But more than all this, I love the food! British food is often times snubbed for being plain and flavorless which I simply don't think is the case. Ren Faire's medieval setting tempts the palate with its no utensils eating with things like thick cut bread, cheese and sausage (yum) and gigantic turkey legs. Dickens Fair often has wonderful selections of meat pies, pasties, afternoon tea and other delights.
One of my favorites served at both events is the humble sausage roll. As I know it, the sausage roll is simply a bit of sausage meat, rolled in flaky pastry. I prefer mine plain however there's almost always a huge jug of either brown sauce or ketchup just waiting to accompany it.
Sadly, sausage rolls aren't popular in the US as they are in the UK or Australia where they are corner store staples. Fair season is usually limited to late summer/winter here which means that a sausage roll craving can go unfulfilled for quite awhile during the year. And with admission usually more than $20/per adult and food prices also being expensive, it's a bit impractical to go to a Fair just to eat. (And that doesn't include gas, travel time and parking!)

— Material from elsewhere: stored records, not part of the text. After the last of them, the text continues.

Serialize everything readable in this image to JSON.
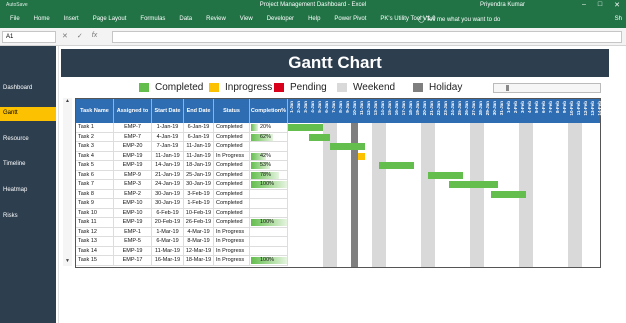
{
  "titlebar": {
    "autosave": "AutoSave",
    "window_title": "Project Management Dashboard - Excel",
    "user": "Priyendra Kumar"
  },
  "ribbon": {
    "tabs": [
      "File",
      "Home",
      "Insert",
      "Page Layout",
      "Formulas",
      "Data",
      "Review",
      "View",
      "Developer",
      "Help",
      "Power Pivot",
      "PK's Utility Tool V1.0"
    ],
    "tell_me": "Tell me what you want to do",
    "share": "Sh"
  },
  "formula_bar": {
    "name_box": "A1",
    "value": ""
  },
  "nav": {
    "items": [
      "Dashboard",
      "Gantt",
      "Resource",
      "Timeline",
      "Heatmap",
      "Risks"
    ],
    "active": 1
  },
  "banner": {
    "title": "Gantt Chart"
  },
  "legend": [
    {
      "label": "Completed",
      "color": "#63be4d"
    },
    {
      "label": "Inprogress",
      "color": "#fcc100"
    },
    {
      "label": "Pending",
      "color": "#d9001b"
    },
    {
      "label": "Weekend",
      "color": "#d9d9d9"
    },
    {
      "label": "Holiday",
      "color": "#7f7f7f"
    }
  ],
  "table": {
    "columns": [
      "Task Name",
      "Assigned to",
      "Start Date",
      "End Date",
      "Status",
      "Completion%"
    ],
    "day_labels": [
      "1-Jan",
      "2-Jan",
      "3-Jan",
      "4-Jan",
      "5-Jan",
      "6-Jan",
      "7-Jan",
      "8-Jan",
      "9-Jan",
      "10-Jan",
      "11-Jan",
      "12-Jan",
      "13-Jan",
      "14-Jan",
      "15-Jan",
      "16-Jan",
      "17-Jan",
      "18-Jan",
      "19-Jan",
      "20-Jan",
      "21-Jan",
      "22-Jan",
      "23-Jan",
      "24-Jan",
      "25-Jan",
      "26-Jan",
      "27-Jan",
      "28-Jan",
      "29-Jan",
      "30-Jan",
      "31-Jan",
      "1-Feb",
      "2-Feb",
      "3-Feb",
      "4-Feb",
      "5-Feb",
      "6-Feb",
      "7-Feb",
      "8-Feb",
      "9-Feb",
      "10-Feb",
      "11-Feb",
      "12-Feb",
      "13-Feb",
      "14-Feb"
    ],
    "weekend_days": [
      5,
      6,
      12,
      13,
      19,
      20,
      26,
      27,
      33,
      34,
      40,
      41
    ],
    "holiday_days": [
      9
    ],
    "rows": [
      {
        "task": "Task 1",
        "assigned": "EMP-7",
        "start": "1-Jan-19",
        "end": "6-Jan-19",
        "status": "Completed",
        "pct": "20%",
        "pct_val": 0.2,
        "bar_start": 0,
        "bar_len": 5,
        "bar_color": "#63be4d"
      },
      {
        "task": "Task 2",
        "assigned": "EMP-7",
        "start": "4-Jan-19",
        "end": "6-Jan-19",
        "status": "Completed",
        "pct": "62%",
        "pct_val": 0.62,
        "bar_start": 3,
        "bar_len": 3,
        "bar_color": "#63be4d"
      },
      {
        "task": "Task 3",
        "assigned": "EMP-20",
        "start": "7-Jan-19",
        "end": "11-Jan-19",
        "status": "Completed",
        "pct": "",
        "pct_val": 0,
        "bar_start": 6,
        "bar_len": 5,
        "bar_color": "#63be4d"
      },
      {
        "task": "Task 4",
        "assigned": "EMP-19",
        "start": "11-Jan-19",
        "end": "11-Jan-19",
        "status": "In Progress",
        "pct": "42%",
        "pct_val": 0.42,
        "bar_start": 10,
        "bar_len": 1,
        "bar_color": "#fcc100"
      },
      {
        "task": "Task 5",
        "assigned": "EMP-19",
        "start": "14-Jan-19",
        "end": "18-Jan-19",
        "status": "Completed",
        "pct": "53%",
        "pct_val": 0.53,
        "bar_start": 13,
        "bar_len": 5,
        "bar_color": "#63be4d"
      },
      {
        "task": "Task 6",
        "assigned": "EMP-9",
        "start": "21-Jan-19",
        "end": "25-Jan-19",
        "status": "Completed",
        "pct": "78%",
        "pct_val": 0.78,
        "bar_start": 20,
        "bar_len": 5,
        "bar_color": "#63be4d"
      },
      {
        "task": "Task 7",
        "assigned": "EMP-3",
        "start": "24-Jan-19",
        "end": "30-Jan-19",
        "status": "Completed",
        "pct": "100%",
        "pct_val": 1.0,
        "bar_start": 23,
        "bar_len": 7,
        "bar_color": "#63be4d"
      },
      {
        "task": "Task 8",
        "assigned": "EMP-2",
        "start": "30-Jan-19",
        "end": "3-Feb-19",
        "status": "Completed",
        "pct": "",
        "pct_val": 0,
        "bar_start": 29,
        "bar_len": 5,
        "bar_color": "#63be4d"
      },
      {
        "task": "Task 9",
        "assigned": "EMP-10",
        "start": "30-Jan-19",
        "end": "1-Feb-19",
        "status": "Completed",
        "pct": "",
        "pct_val": 0,
        "bar_start": 0,
        "bar_len": 0,
        "bar_color": "#63be4d"
      },
      {
        "task": "Task 10",
        "assigned": "EMP-10",
        "start": "6-Feb-19",
        "end": "10-Feb-19",
        "status": "Completed",
        "pct": "",
        "pct_val": 0,
        "bar_start": 0,
        "bar_len": 0,
        "bar_color": "#63be4d"
      },
      {
        "task": "Task 11",
        "assigned": "EMP-19",
        "start": "20-Feb-19",
        "end": "26-Feb-19",
        "status": "Completed",
        "pct": "100%",
        "pct_val": 1.0,
        "bar_start": 0,
        "bar_len": 0,
        "bar_color": "#63be4d"
      },
      {
        "task": "Task 12",
        "assigned": "EMP-1",
        "start": "1-Mar-19",
        "end": "4-Mar-19",
        "status": "In Progress",
        "pct": "",
        "pct_val": 0,
        "bar_start": 0,
        "bar_len": 0,
        "bar_color": "#fcc100"
      },
      {
        "task": "Task 13",
        "assigned": "EMP-5",
        "start": "6-Mar-19",
        "end": "8-Mar-19",
        "status": "In Progress",
        "pct": "",
        "pct_val": 0,
        "bar_start": 0,
        "bar_len": 0,
        "bar_color": "#fcc100"
      },
      {
        "task": "Task 14",
        "assigned": "EMP-19",
        "start": "11-Mar-19",
        "end": "12-Mar-19",
        "status": "In Progress",
        "pct": "",
        "pct_val": 0,
        "bar_start": 0,
        "bar_len": 0,
        "bar_color": "#fcc100"
      },
      {
        "task": "Task 15",
        "assigned": "EMP-17",
        "start": "16-Mar-19",
        "end": "18-Mar-19",
        "status": "In Progress",
        "pct": "100%",
        "pct_val": 1.0,
        "bar_start": 0,
        "bar_len": 0,
        "bar_color": "#fcc100"
      }
    ]
  }
}
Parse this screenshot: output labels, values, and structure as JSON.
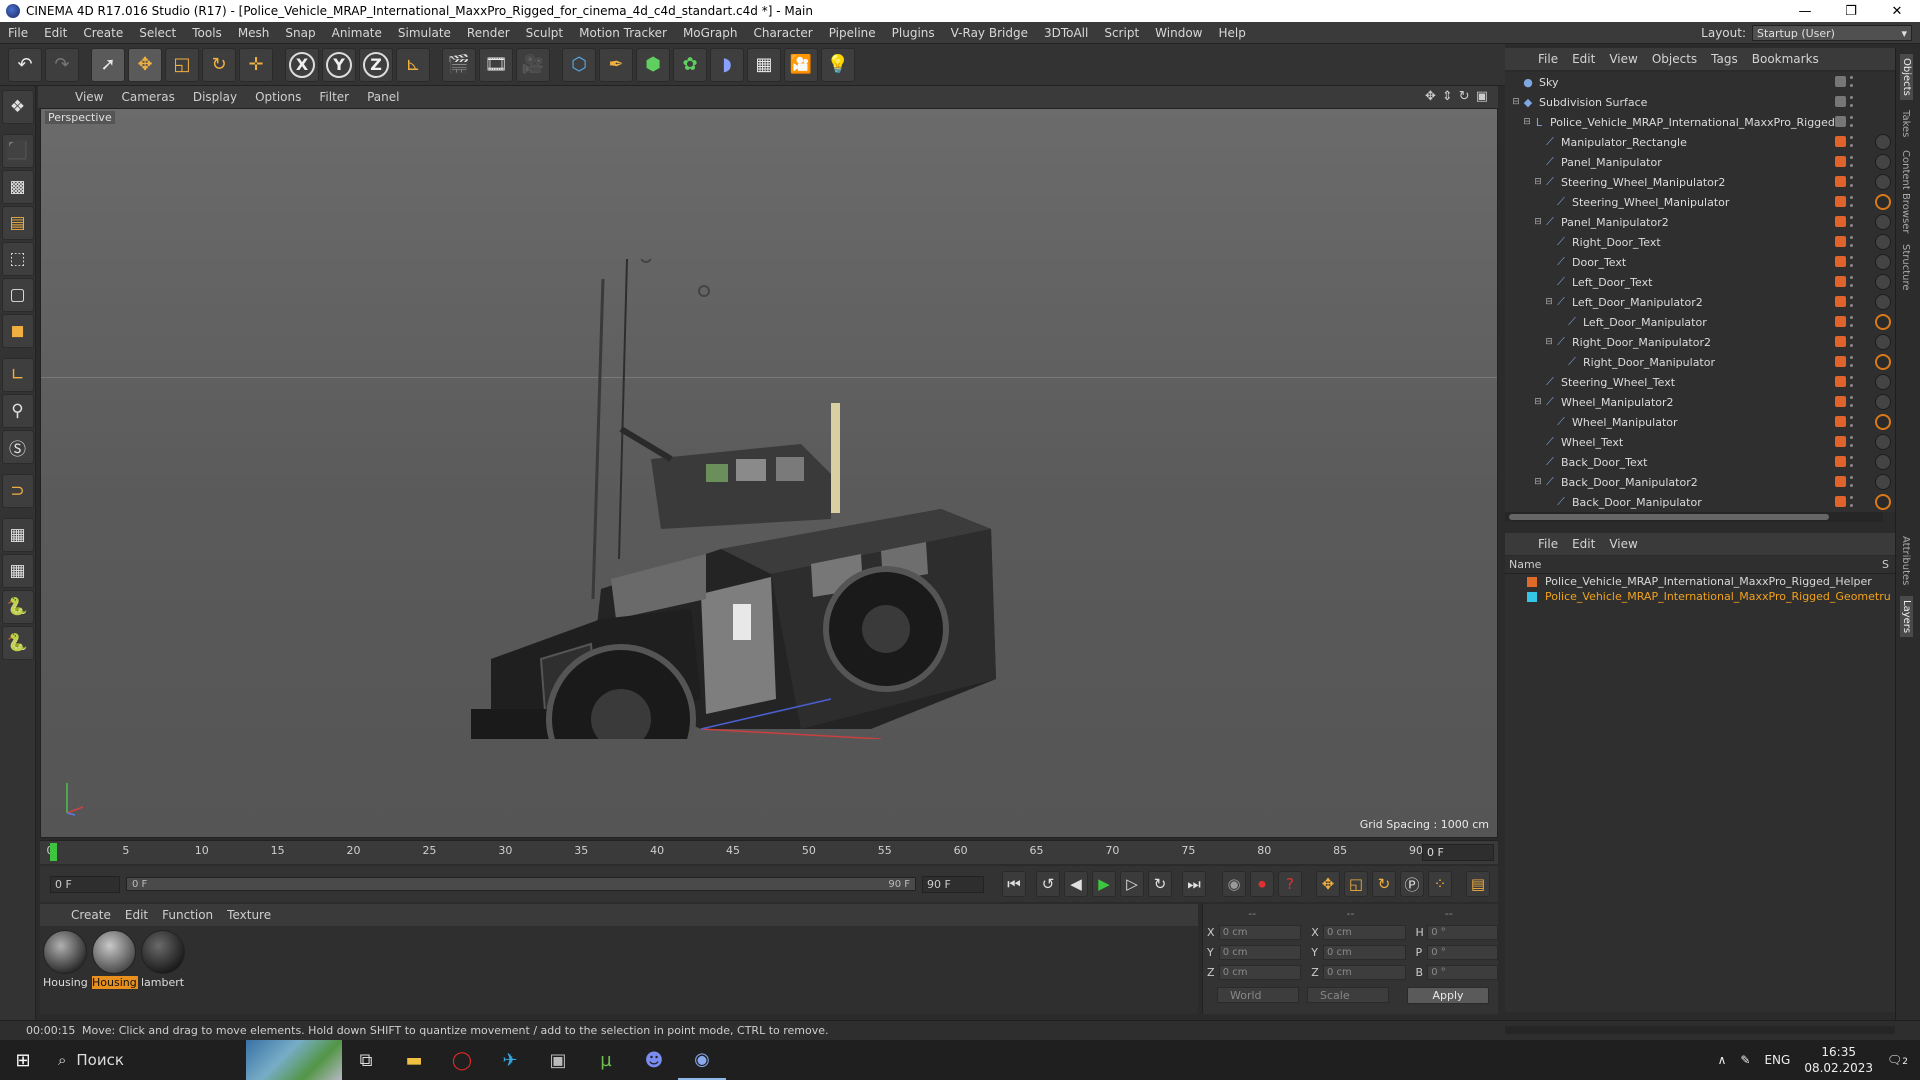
{
  "window": {
    "title": "CINEMA 4D R17.016 Studio (R17) - [Police_Vehicle_MRAP_International_MaxxPro_Rigged_for_cinema_4d_c4d_standart.c4d *] - Main",
    "minimize": "—",
    "maximize": "❐",
    "close": "✕"
  },
  "menubar": {
    "items": [
      "File",
      "Edit",
      "Create",
      "Select",
      "Tools",
      "Mesh",
      "Snap",
      "Animate",
      "Simulate",
      "Render",
      "Sculpt",
      "Motion Tracker",
      "MoGraph",
      "Character",
      "Pipeline",
      "Plugins",
      "V-Ray Bridge",
      "3DToAll",
      "Script",
      "Window",
      "Help"
    ],
    "layout_label": "Layout:",
    "layout_value": "Startup (User)"
  },
  "viewport": {
    "menu": [
      "View",
      "Cameras",
      "Display",
      "Options",
      "Filter",
      "Panel"
    ],
    "camera": "Perspective",
    "grid_spacing": "Grid Spacing : 1000 cm"
  },
  "timeline": {
    "ticks": [
      "0",
      "5",
      "10",
      "15",
      "20",
      "25",
      "30",
      "35",
      "40",
      "45",
      "50",
      "55",
      "60",
      "65",
      "70",
      "75",
      "80",
      "85",
      "90"
    ],
    "current_frame": "0 F",
    "start_field": "0 F",
    "slider_start": "0 F",
    "slider_end": "90 F",
    "end_field": "90 F"
  },
  "material_manager": {
    "menu": [
      "Create",
      "Edit",
      "Function",
      "Texture"
    ],
    "materials": [
      {
        "name": "Housing",
        "selected": false
      },
      {
        "name": "Housing",
        "selected": true
      },
      {
        "name": "lambert",
        "selected": false
      }
    ]
  },
  "coordinates": {
    "headers": [
      "--",
      "--",
      "--"
    ],
    "rows": [
      {
        "a": "X",
        "av": "0 cm",
        "b": "X",
        "bv": "0 cm",
        "c": "H",
        "cv": "0 °"
      },
      {
        "a": "Y",
        "av": "0 cm",
        "b": "Y",
        "bv": "0 cm",
        "c": "P",
        "cv": "0 °"
      },
      {
        "a": "Z",
        "av": "0 cm",
        "b": "Z",
        "bv": "0 cm",
        "c": "B",
        "cv": "0 °"
      }
    ],
    "world": "World",
    "scale": "Scale",
    "apply": "Apply"
  },
  "status": {
    "time": "00:00:15",
    "message": "Move: Click and drag to move elements. Hold down SHIFT to quantize movement / add to the selection in point mode, CTRL to remove."
  },
  "object_manager": {
    "menu": [
      "File",
      "Edit",
      "View",
      "Objects",
      "Tags",
      "Bookmarks"
    ],
    "objects": [
      {
        "name": "Sky",
        "depth": 0,
        "toggle": "",
        "icon": "●",
        "tag": ""
      },
      {
        "name": "Subdivision Surface",
        "depth": 0,
        "toggle": "⊟",
        "icon": "◆",
        "tag": ""
      },
      {
        "name": "Police_Vehicle_MRAP_International_MaxxPro_Rigged",
        "depth": 1,
        "toggle": "⊟",
        "icon": "L",
        "tag": ""
      },
      {
        "name": "Manipulator_Rectangle",
        "depth": 2,
        "toggle": "",
        "icon": "⟋",
        "tag": "o"
      },
      {
        "name": "Panel_Manipulator",
        "depth": 2,
        "toggle": "",
        "icon": "⟋",
        "tag": "o"
      },
      {
        "name": "Steering_Wheel_Manipulator2",
        "depth": 2,
        "toggle": "⊟",
        "icon": "⟋",
        "tag": "o"
      },
      {
        "name": "Steering_Wheel_Manipulator",
        "depth": 3,
        "toggle": "",
        "icon": "⟋",
        "tag": "no"
      },
      {
        "name": "Panel_Manipulator2",
        "depth": 2,
        "toggle": "⊟",
        "icon": "⟋",
        "tag": "o"
      },
      {
        "name": "Right_Door_Text",
        "depth": 3,
        "toggle": "",
        "icon": "⟋",
        "tag": "o"
      },
      {
        "name": "Door_Text",
        "depth": 3,
        "toggle": "",
        "icon": "⟋",
        "tag": "o"
      },
      {
        "name": "Left_Door_Text",
        "depth": 3,
        "toggle": "",
        "icon": "⟋",
        "tag": "o"
      },
      {
        "name": "Left_Door_Manipulator2",
        "depth": 3,
        "toggle": "⊟",
        "icon": "⟋",
        "tag": "o"
      },
      {
        "name": "Left_Door_Manipulator",
        "depth": 4,
        "toggle": "",
        "icon": "⟋",
        "tag": "no"
      },
      {
        "name": "Right_Door_Manipulator2",
        "depth": 3,
        "toggle": "⊟",
        "icon": "⟋",
        "tag": "o"
      },
      {
        "name": "Right_Door_Manipulator",
        "depth": 4,
        "toggle": "",
        "icon": "⟋",
        "tag": "no"
      },
      {
        "name": "Steering_Wheel_Text",
        "depth": 2,
        "toggle": "",
        "icon": "⟋",
        "tag": "o"
      },
      {
        "name": "Wheel_Manipulator2",
        "depth": 2,
        "toggle": "⊟",
        "icon": "⟋",
        "tag": "o"
      },
      {
        "name": "Wheel_Manipulator",
        "depth": 3,
        "toggle": "",
        "icon": "⟋",
        "tag": "no"
      },
      {
        "name": "Wheel_Text",
        "depth": 2,
        "toggle": "",
        "icon": "⟋",
        "tag": "o"
      },
      {
        "name": "Back_Door_Text",
        "depth": 2,
        "toggle": "",
        "icon": "⟋",
        "tag": "o"
      },
      {
        "name": "Back_Door_Manipulator2",
        "depth": 2,
        "toggle": "⊟",
        "icon": "⟋",
        "tag": "o"
      },
      {
        "name": "Back_Door_Manipulator",
        "depth": 3,
        "toggle": "",
        "icon": "⟋",
        "tag": "no"
      }
    ]
  },
  "layer_manager": {
    "menu": [
      "File",
      "Edit",
      "View"
    ],
    "col_name": "Name",
    "col_s": "S",
    "layers": [
      {
        "name": "Police_Vehicle_MRAP_International_MaxxPro_Rigged_Helper",
        "color": "#e06a2a",
        "text_color": "#d8d8d8"
      },
      {
        "name": "Police_Vehicle_MRAP_International_MaxxPro_Rigged_Geometru",
        "color": "#35c6e6",
        "text_color": "#f0a21e"
      }
    ]
  },
  "sidetabs": [
    "Objects",
    "Takes",
    "Content Browser",
    "Structure",
    "Attributes",
    "Layers"
  ],
  "taskbar": {
    "search": "Поиск",
    "lang": "ENG",
    "time": "16:35",
    "date": "08.02.2023",
    "notif": "2"
  },
  "colors": {
    "accent_orange": "#e88f1e",
    "playhead_green": "#3ec43e"
  }
}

In order to fulfill a particularly bad craving for sausage rolls in the springtime, I set out to recreate the rolls on my own. Working off the assumption that sausage rolls are nothing more than an over glorified pigs in a blanket, I found myself with a tube of ready made cresent roll dough and a pack of pre-cooked British style bangers. (Excuse me while my inner 12 year old giggles stupidly. Hehehe. BANGERS.)
The resulting rolls were tasty but still not quite what I remembered. The buttery cresent rolls were yummy and the bangers had the exact flavor of the meat in the Fair rolls. However the sausage to pastry ratio was simply too much for me and the rolls weren't flaky. Still, they satisfied the craving and I filed away my love of sausage rolls for another time.
A few days ago, I found myself poking through AllRecipes.com and the featured recipe of the day was for someone's British-style sausage rolls. The recipe called for premade, uncooked sage sausage wrapped in puff pastry. I realized that was where I had gone wrong with the previous attempt. It should have been puff pastry! Duh. Needless to say, on my next shopping trip, I set out to buy the ingredients to attempt the sausage roll, again. This time I'm happy to report that I've made terrific success and I'm happy to pass the knowledge along to others.
Fair Style Sausage Rolls
- 1 box of pre-made puff pastry
- 1 pack of pre-cooked British-style sausage (Bangers)
- 1 egg, beaten
Preheat your oven to 400F
Cut your sausages in half lengthwise and remove the casing. Thaw your puff pastry as recommended on the box. When thawed, unfold and wrap each sausage half in pastry, pinching the edges to seal.
Line a baking sheet with parchment and then place pastry wrapped sausage onto the parchment. Brush the tops of the wrapped sausage with egg wash and bake for 20 minutes until golden brown. Cool for a few minutes before enjoying. These can be served warm or at room temperature.
To reheat refrigerated cooked sausage rolls: Bake at 300F for 20 minutes.
The rolls at Fair tend to cost somewhere in the neighborhood of $3 ~ $5 each. This recipe will make 8 at approximately $1.30 each. Not bad, eh?
For reference sake, I used Pepperidge Farm puff pastry and Saags British Bangers. Saags are pre-cooked and come four to a pack. British style bangers aren't easy to find where I live so I'm pretty much SOL if I wanted to find raw sausages.
The Pepperidge Farm package came with 2 sheets of puff pastry and I was able to wrap four halves in each sheet but I had to get pretty creative when it came to wrapping the sausages. Pepperidge Farm puff pastry comes folded into thirds and the folds remain visible even when unfolded. There was lots of pinching and sealing to be had come the last sausage in each sheet as well as supplement patches of pastry, trimmed from the other sausages. In the end, I couldn't tell what got patched where and honestly, didn't care. After all, these are meant to taste good and not win any aesthetic awards.
This recipe is pretty flexible and can be used with other pre-cooked sausages. I haven't tried it with uncooked sausage myself though I'm sure it can be done. I just like the pre-cooked sausages because it prevents the grease from getting into the pastry. :)